Task to carry out: From the records below, copy every line that contains the word "blocks".

Given information:
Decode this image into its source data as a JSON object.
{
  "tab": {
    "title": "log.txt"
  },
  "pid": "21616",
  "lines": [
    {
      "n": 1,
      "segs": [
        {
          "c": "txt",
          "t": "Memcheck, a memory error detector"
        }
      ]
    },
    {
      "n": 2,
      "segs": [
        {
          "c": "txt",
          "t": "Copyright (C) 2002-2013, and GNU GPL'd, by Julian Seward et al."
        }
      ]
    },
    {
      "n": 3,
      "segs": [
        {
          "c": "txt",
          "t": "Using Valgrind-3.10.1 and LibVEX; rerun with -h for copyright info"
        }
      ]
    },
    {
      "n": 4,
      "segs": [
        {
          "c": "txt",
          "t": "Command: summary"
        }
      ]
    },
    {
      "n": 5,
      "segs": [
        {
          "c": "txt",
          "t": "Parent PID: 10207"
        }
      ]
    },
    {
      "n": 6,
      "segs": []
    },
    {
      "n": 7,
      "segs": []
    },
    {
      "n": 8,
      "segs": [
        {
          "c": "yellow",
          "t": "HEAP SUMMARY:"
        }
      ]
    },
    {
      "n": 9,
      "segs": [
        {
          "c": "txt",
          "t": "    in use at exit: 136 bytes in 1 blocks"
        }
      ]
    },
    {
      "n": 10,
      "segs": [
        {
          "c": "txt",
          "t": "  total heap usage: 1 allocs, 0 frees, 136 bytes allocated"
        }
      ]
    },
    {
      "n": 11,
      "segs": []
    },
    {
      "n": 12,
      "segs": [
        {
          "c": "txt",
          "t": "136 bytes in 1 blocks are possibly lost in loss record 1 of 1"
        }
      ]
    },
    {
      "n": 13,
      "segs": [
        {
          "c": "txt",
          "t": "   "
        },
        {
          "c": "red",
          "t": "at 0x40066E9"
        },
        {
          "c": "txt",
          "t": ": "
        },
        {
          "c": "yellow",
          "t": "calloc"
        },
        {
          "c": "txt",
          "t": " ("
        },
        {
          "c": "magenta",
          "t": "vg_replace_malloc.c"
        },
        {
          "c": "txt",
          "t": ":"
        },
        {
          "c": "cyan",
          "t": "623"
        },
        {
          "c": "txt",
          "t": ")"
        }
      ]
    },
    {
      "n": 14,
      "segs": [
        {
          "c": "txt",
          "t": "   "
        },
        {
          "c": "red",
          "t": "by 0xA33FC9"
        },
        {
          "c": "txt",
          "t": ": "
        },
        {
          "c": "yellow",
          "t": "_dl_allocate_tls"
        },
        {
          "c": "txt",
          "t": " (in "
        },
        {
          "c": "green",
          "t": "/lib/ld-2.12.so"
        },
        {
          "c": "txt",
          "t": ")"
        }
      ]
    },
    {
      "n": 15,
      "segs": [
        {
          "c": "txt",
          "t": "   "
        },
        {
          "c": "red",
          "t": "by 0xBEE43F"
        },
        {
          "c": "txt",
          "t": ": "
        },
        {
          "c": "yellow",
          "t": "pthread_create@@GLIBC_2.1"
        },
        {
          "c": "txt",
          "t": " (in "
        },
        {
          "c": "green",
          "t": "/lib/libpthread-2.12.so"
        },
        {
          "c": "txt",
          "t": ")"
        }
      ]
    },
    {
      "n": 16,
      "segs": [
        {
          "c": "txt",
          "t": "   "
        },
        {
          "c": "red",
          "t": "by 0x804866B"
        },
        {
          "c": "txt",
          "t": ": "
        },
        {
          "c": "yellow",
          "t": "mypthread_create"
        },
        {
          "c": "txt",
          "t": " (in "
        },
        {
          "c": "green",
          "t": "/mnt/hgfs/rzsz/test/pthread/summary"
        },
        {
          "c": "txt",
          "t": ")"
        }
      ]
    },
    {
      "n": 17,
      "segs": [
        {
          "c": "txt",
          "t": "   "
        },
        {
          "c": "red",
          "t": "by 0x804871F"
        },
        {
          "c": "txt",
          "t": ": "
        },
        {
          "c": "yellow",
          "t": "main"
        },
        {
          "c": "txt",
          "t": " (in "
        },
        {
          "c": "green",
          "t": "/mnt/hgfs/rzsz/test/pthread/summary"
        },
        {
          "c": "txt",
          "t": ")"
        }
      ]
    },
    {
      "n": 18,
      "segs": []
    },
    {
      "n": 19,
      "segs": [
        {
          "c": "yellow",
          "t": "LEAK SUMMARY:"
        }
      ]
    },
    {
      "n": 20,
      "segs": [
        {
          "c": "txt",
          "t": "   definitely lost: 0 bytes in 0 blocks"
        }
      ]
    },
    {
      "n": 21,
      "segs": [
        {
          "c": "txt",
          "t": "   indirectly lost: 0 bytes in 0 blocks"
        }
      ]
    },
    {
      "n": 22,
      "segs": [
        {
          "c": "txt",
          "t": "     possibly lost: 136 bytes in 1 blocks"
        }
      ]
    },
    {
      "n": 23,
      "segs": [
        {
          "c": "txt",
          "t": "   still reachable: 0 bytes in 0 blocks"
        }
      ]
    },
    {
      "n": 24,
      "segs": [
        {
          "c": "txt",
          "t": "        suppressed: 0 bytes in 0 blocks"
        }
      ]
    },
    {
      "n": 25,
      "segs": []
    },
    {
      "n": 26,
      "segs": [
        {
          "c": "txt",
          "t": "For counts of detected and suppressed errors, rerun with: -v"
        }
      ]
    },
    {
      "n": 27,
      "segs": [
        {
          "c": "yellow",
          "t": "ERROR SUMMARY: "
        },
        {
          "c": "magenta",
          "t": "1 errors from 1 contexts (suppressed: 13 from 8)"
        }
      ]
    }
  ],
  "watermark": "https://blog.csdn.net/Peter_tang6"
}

Answer to the problem:
          "t": "    in use at exit: 136 bytes in 1 blocks"
          "t": "136 bytes in 1 blocks are possibly lost in loss record 1 of 1"
          "t": "   definitely lost: 0 bytes in 0 blocks"
          "t": "   indirectly lost: 0 bytes in 0 blocks"
          "t": "     possibly lost: 136 bytes in 1 blocks"
          "t": "   still reachable: 0 bytes in 0 blocks"
          "t": "        suppressed: 0 bytes in 0 blocks"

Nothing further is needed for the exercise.